The new GLS arrives in American dealerships in March, but don’t fret if you can’t tell much of a difference. Exterior changes from the GL-class it replaces are only slightly more obvious than the extra letter in its badge, and it’s still the big ol’ Benz capable of hauling seven people in three rows of seating or as much as 94 cubic feet of cargo. A slightly wider grille opening pushes the revised headlights toward the outer edges of the nose, while new LED taillights and a reworked rear bumper highlight the changes out back. Inside, the restyled interior now sports the company’s COMAND touchpad that’s proliferating across the Mercedes lineup. (More details on the changes are available here.)

The top-spec non-AMG model is the GLS550, and according to one Mercedes display we saw at the launch event, it is “lavishly motorized” thanks to a 4.7-liter twin-turbo V-8 putting out 449 horsepower and 516 lb-ft of torque. From behind the wheel, this engine is sufficient in the same way that a gas-powered blender is. Yes, it’s fun, but you rarely have a chance to use the available power. The lower-cost V-6s once again are the sweet spots of the lineup, and the diesel-powered GLS350d even gets a small power bump over its predecessor.

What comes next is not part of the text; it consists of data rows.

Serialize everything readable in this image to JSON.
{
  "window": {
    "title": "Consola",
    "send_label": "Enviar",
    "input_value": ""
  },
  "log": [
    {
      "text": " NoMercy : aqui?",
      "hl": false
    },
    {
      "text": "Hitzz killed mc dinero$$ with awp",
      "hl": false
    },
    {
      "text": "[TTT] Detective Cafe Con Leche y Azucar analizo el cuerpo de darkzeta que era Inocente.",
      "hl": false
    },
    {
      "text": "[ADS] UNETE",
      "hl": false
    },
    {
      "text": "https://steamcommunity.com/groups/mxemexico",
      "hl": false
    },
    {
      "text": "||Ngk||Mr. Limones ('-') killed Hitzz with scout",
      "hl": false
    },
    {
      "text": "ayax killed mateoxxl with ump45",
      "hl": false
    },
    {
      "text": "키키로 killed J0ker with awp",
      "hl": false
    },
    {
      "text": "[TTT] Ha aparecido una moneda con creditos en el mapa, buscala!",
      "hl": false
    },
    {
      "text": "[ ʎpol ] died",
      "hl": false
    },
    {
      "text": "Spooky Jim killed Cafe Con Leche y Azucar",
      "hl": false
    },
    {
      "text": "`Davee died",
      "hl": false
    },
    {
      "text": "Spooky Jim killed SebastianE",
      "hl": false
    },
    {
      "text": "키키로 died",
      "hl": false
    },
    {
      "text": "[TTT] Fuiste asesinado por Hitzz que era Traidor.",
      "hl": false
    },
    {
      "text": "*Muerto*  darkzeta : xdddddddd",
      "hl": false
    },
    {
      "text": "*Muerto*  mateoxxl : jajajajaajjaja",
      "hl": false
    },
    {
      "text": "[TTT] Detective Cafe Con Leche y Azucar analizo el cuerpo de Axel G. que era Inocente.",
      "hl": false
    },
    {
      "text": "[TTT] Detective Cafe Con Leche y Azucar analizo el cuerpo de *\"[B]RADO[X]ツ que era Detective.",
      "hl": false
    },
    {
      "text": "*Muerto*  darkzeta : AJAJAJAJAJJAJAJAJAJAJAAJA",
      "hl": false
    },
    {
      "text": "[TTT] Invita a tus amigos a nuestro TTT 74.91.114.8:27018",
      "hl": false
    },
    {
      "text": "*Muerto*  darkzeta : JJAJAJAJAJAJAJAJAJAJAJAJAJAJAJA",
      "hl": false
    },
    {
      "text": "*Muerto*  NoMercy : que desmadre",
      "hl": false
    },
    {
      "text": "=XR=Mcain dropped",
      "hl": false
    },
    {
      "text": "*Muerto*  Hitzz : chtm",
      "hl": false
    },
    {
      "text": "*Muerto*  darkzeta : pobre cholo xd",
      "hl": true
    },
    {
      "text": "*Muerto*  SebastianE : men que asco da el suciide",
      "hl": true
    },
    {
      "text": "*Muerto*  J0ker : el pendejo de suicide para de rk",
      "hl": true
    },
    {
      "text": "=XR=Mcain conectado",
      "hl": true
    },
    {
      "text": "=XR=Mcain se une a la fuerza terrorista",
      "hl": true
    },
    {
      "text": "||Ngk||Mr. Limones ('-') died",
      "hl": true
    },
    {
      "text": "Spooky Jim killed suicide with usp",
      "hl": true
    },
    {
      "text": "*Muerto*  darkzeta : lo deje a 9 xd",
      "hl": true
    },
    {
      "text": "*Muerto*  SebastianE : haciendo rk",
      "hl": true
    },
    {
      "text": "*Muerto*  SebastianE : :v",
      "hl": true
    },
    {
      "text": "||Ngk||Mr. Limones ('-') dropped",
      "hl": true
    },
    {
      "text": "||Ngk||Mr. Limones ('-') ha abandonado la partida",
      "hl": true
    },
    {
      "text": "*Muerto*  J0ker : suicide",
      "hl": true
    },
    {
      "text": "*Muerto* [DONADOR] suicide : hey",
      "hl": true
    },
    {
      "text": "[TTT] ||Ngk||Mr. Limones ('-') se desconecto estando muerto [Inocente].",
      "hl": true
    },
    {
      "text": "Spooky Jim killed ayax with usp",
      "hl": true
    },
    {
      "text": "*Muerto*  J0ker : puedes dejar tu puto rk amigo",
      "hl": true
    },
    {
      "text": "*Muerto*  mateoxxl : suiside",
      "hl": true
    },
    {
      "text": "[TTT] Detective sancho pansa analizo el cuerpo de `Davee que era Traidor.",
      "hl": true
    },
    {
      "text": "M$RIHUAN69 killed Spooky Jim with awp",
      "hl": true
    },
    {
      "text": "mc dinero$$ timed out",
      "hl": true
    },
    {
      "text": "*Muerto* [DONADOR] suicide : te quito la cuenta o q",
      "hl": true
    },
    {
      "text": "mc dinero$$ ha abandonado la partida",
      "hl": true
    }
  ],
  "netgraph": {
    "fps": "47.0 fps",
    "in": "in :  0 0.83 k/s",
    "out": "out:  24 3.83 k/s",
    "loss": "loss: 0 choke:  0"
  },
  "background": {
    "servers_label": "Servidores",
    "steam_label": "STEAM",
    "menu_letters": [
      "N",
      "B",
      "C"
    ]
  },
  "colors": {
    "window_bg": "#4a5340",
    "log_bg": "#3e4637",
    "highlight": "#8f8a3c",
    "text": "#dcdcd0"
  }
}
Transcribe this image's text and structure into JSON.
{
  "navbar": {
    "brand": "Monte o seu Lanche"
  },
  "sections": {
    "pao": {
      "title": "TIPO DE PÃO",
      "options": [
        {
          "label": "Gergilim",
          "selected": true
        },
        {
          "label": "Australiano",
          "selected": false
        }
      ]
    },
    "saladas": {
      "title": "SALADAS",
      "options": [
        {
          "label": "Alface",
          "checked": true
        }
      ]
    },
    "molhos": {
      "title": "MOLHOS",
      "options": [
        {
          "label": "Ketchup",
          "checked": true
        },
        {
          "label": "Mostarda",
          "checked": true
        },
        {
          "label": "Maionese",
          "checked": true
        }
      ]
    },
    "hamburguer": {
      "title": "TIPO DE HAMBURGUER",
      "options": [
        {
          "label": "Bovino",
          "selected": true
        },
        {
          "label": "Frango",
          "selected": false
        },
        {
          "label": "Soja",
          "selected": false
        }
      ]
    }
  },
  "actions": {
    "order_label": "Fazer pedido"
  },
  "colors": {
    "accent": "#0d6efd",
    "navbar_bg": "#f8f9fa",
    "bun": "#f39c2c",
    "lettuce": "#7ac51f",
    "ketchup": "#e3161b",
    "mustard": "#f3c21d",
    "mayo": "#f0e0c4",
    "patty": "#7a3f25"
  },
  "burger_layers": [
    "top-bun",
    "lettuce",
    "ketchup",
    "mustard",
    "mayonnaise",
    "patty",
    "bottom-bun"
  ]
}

The biggest changes concern the big SUV’s mechanicals. All three non-AMG models now come with a new nine-speed automatic, which sports a wide, 9.17:1 ratio spread. In most driving modes (which number five or six depending on equipment), the transmission starts in second gear for smooth, cushy throttle tip-in; only Sport mode engages the shortest ratio. In the interest of efficiency, Benz engineers spent the last five years optimizing the four-planetary-gearset gearbox. It uses two pumps to generate the hydraulic pressure required for operation, with a mechanical pump working while the engine is turning and a second electric pump adding pressure when needed. The latter also allows for quick re-ignition during engine stop-start operation.

In either of the gasoline-fueled models, the so-called 9G-tronic transmission goes unnoticed—but in the best way possible. It never hunts for gears, and turbo lag is kept to a minimum. In the diesel, however, the transmission always seems as if it’s in one gear higher than it should be, spinning the long-stroke V-6 at near idle. At that engine speed, it feels like full boost—and therefore full power—must pass a TSA security check before arriving. We loved the diesel GL-classes of yore not only because they were the entry point to the range, but also offered copious torque to make up for their lower horsepower figures. After our Alpine drive, however, we’d say it’s the 362-hp twin-turbo V-6 of the GLS450 that seems to sit most squarely at the intersection of performance and value.

The GLS’s interior is quiet and serene, and the same can be said of driver feedback from the steering wheel and pedals. Like the GL450 of before, a soft brake pedal puts some unnecessary guesswork into deceleration and the steering wheel feels disconnected to what’s happening at the road. But this is not to slam the vehicle, nor is it to say that, on their own, these are glaring errors among three-row luxury SUVs. Coupling the two together, however, makes us want for a little more tactility.

Pricing isn’t finalized but we’re expecting 2017 GLS pricing to mirror the outgoing GL’s, with the GLS350 diesel and GLS450 starting at less than $70,000. You should not, however, expect to see many V-6 GLSs on dealer lots wearing stickers for much below $90K, which is how much these wagons usually cost once entertainment screens, full-leather lining, dynamic anti-roll bars, two-speed transfer cases, and other big-ticket items are selected. The GLS550 should begin around $93,000, so it’s already in its own stratosphere.

Speaking of other stratospheres, we haven’t forgotten about the Mercedes-AMG GLS63. The 577-hp (up 27 from the GL63) hot rod is the most like its predecessor on account of the fact that it carries over its older seven-speed automatic. Mercedes didn’t have a drive-worthy example ready for us to sample, so we will have to wait until springtime to confirm that it can still rocket to 60 mph in less than five seconds.

All in all, it seems the most significant new thing about the GLS is its name—it drives as well, totes as much, and looks as upscale as the old GL-class. And that’s fine with us.